Abstract
To characterize the dynamics of psychological processes, intensively repeated measurements of certain properties or states within the same person may be used. Often these data are gathered among several individual. One example is measuring a number of emotions, several times a day, for several consecutive weeks. These data are analyzed using time series analysis, to discover patterns over time and/or to predict future behavior. In this these, the psychological empirical data and the related theory, is connected to the statistical models used in time series analysis.
First, I answer the question which estimation method is preferable for relatively short time series, as often encountered in psychological studies, where the data follows a socalled autoregressive model. After comparing several estimation methods, I found that socalled iterative methods, such as maximum likelihood and Bayesian Markov Chain Monte Carlo estimation, are to be preferred.
Second, I answer the question how essential characteristics of time series data can be encompassed in an interpretable model. To this end, I use the Bayesian dynamic model (BDM).The BDM is very flexible, which makes it widely applicable. A first BDM is build for count data of panic attacks, influenced by external variables. A second BDM is build to quantify the characteristics of different emotions. The third application shows a comparison of different BDMs to find the best fitting model.
The clear explanation about the handling of missing data, nonnormally distributed data, external variables and other important issues in empirical data, may be used as guideline for future research.
First, I answer the question which estimation method is preferable for relatively short time series, as often encountered in psychological studies, where the data follows a socalled autoregressive model. After comparing several estimation methods, I found that socalled iterative methods, such as maximum likelihood and Bayesian Markov Chain Monte Carlo estimation, are to be preferred.

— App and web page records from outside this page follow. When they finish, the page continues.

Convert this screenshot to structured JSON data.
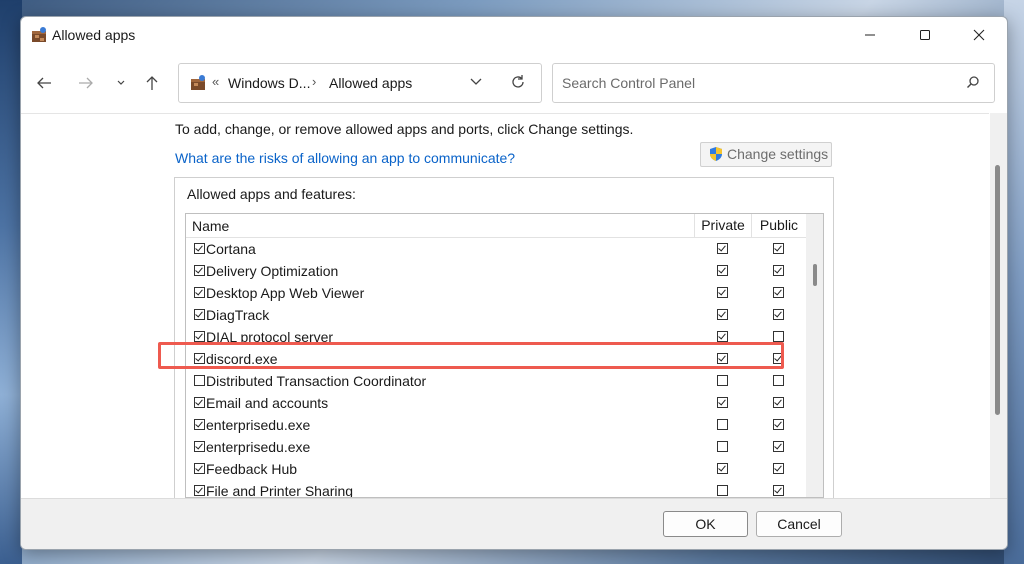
{
  "window": {
    "title": "Allowed apps"
  },
  "address": {
    "crumbs": [
      "Windows D...",
      "Allowed apps"
    ],
    "prefix": "«"
  },
  "search": {
    "placeholder": "Search Control Panel"
  },
  "content": {
    "instruction": "To add, change, or remove allowed apps and ports, click Change settings.",
    "risk_link": "What are the risks of allowing an app to communicate?",
    "change_settings": "Change settings",
    "group_label": "Allowed apps and features:",
    "columns": {
      "name": "Name",
      "private": "Private",
      "public": "Public"
    },
    "rows": [
      {
        "name": "Cortana",
        "enabled": true,
        "private": true,
        "public": true
      },
      {
        "name": "Delivery Optimization",
        "enabled": true,
        "private": true,
        "public": true
      },
      {
        "name": "Desktop App Web Viewer",
        "enabled": true,
        "private": true,
        "public": true
      },
      {
        "name": "DiagTrack",
        "enabled": true,
        "private": true,
        "public": true
      },
      {
        "name": "DIAL protocol server",
        "enabled": true,
        "private": true,
        "public": false
      },
      {
        "name": "discord.exe",
        "enabled": true,
        "private": true,
        "public": true
      },
      {
        "name": "Distributed Transaction Coordinator",
        "enabled": false,
        "private": false,
        "public": false
      },
      {
        "name": "Email and accounts",
        "enabled": true,
        "private": true,
        "public": true
      },
      {
        "name": "enterprisedu.exe",
        "enabled": true,
        "private": false,
        "public": true
      },
      {
        "name": "enterprisedu.exe",
        "enabled": true,
        "private": false,
        "public": true
      },
      {
        "name": "Feedback Hub",
        "enabled": true,
        "private": true,
        "public": true
      },
      {
        "name": "File and Printer Sharing",
        "enabled": true,
        "private": false,
        "public": true
      }
    ],
    "highlighted_row": "discord.exe"
  },
  "footer": {
    "ok": "OK",
    "cancel": "Cancel"
  },
  "colors": {
    "link": "#0a63c9",
    "highlight": "#ee5a4f"
  }
}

Second, I answer the question how essential characteristics of time series data can be encompassed in an interpretable model. To this end, I use the Bayesian dynamic model (BDM).The BDM is very flexible, which makes it widely applicable. A first BDM is build for count data of panic attacks, influenced by external variables. A second BDM is build to quantify the characteristics of different emotions. The third application shows a comparison of different BDMs to find the best fitting model.

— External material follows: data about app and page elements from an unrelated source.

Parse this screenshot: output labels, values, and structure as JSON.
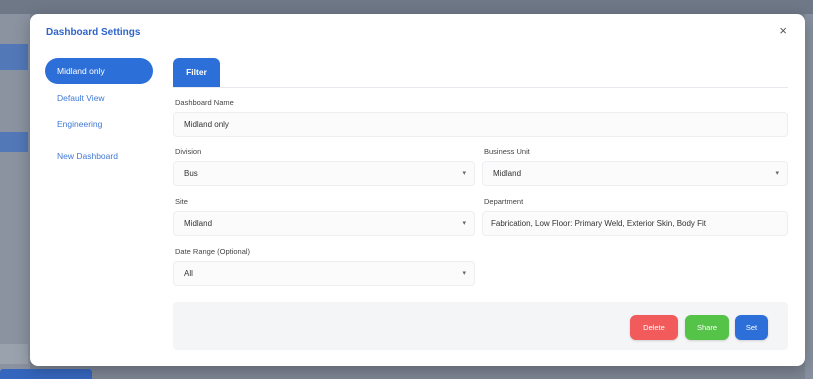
{
  "modal": {
    "title": "Dashboard Settings",
    "close_label": "×"
  },
  "nav": {
    "items": [
      {
        "label": "Midland only",
        "active": true
      },
      {
        "label": "Default View",
        "active": false
      },
      {
        "label": "Engineering",
        "active": false
      },
      {
        "label": "New Dashboard",
        "active": false
      }
    ]
  },
  "tabs": [
    {
      "label": "Filter",
      "active": true
    }
  ],
  "form": {
    "dashboard_name": {
      "label": "Dashboard Name",
      "value": "Midland only"
    },
    "division": {
      "label": "Division",
      "value": "Bus"
    },
    "business_unit": {
      "label": "Business Unit",
      "value": "Midland"
    },
    "site": {
      "label": "Site",
      "value": "Midland"
    },
    "department": {
      "label": "Department",
      "value": "Fabrication, Low Floor: Primary Weld, Exterior Skin, Body Fit"
    },
    "date_range": {
      "label": "Date Range (Optional)",
      "value": "All"
    }
  },
  "footer": {
    "delete_label": "Delete",
    "share_label": "Share",
    "set_label": "Set"
  },
  "colors": {
    "accent": "#2d6fd8",
    "danger": "#f25b5b",
    "success": "#55c248"
  }
}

The clear explanation about the handling of missing data, nonnormally distributed data, external variables and other important issues in empirical data, may be used as guideline for future research.

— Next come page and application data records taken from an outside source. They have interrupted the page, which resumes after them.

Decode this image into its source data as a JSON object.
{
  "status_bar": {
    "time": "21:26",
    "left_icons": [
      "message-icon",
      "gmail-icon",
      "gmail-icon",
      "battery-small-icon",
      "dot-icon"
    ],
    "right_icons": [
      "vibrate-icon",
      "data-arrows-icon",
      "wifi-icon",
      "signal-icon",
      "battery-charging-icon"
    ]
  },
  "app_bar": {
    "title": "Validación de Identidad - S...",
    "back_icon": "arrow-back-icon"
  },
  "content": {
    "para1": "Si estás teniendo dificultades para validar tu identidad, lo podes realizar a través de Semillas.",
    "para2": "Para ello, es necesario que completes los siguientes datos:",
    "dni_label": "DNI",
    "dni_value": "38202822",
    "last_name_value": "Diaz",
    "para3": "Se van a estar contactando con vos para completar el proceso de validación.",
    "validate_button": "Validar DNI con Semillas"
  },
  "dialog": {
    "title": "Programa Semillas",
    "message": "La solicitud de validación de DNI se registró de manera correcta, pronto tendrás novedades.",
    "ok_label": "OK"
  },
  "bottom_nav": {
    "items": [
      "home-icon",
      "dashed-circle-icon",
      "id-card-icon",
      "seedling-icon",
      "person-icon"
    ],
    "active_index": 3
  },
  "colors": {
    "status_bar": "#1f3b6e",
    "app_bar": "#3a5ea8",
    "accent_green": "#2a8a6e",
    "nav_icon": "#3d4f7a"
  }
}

Original language  English 

Qualification  Doctor of Philosophy 
Awarding Institution 

Supervisors/Advisors 

Award date  22Sep2016 
Place of Publication  [Groningen] 
Publisher  
Print ISBNs  9789036789905 
Electronic ISBNs  9789036789882 
Publication status  Published  2016